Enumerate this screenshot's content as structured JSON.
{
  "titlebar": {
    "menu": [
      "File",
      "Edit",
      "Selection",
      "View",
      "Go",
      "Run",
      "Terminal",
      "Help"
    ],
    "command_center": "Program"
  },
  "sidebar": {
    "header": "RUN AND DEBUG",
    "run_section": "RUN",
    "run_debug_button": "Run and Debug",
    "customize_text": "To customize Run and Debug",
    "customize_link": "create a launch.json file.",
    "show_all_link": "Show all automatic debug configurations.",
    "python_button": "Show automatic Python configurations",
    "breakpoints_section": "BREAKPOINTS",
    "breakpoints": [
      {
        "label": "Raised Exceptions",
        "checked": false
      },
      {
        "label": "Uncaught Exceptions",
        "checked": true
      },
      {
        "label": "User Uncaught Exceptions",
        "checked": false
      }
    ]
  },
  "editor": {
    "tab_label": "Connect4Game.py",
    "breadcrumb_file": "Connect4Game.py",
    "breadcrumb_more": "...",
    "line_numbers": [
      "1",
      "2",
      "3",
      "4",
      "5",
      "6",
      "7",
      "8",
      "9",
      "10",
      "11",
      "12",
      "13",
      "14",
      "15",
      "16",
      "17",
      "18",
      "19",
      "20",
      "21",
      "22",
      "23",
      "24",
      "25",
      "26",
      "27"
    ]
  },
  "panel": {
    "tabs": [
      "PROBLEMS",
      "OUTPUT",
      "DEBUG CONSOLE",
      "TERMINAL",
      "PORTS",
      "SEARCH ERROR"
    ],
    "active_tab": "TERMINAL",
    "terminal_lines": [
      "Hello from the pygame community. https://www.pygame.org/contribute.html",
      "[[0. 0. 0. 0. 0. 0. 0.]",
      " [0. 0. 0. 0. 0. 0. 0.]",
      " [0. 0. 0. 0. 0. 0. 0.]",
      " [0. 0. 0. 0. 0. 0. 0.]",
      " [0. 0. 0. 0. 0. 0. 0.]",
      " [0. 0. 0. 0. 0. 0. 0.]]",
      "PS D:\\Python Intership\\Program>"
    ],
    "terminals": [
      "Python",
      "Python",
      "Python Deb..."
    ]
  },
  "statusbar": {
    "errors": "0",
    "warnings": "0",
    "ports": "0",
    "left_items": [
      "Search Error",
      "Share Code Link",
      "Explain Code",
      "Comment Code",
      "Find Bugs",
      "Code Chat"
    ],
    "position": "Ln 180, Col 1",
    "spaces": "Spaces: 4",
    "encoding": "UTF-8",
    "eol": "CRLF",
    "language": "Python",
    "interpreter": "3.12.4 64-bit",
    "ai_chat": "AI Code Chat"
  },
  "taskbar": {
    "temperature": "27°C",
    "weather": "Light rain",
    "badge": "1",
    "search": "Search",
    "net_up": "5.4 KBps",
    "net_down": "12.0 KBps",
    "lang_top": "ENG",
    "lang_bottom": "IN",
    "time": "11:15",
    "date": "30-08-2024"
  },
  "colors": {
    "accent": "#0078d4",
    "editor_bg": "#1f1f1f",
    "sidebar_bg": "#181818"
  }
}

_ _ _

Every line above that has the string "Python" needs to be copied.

▸ **Problem solution**:
    "python_button": "Show automatic Python configurations",
      "PS D:\\Python Intership\\Program>"
      "Python",
      "Python",
      "Python Deb..."
    "language": "Python",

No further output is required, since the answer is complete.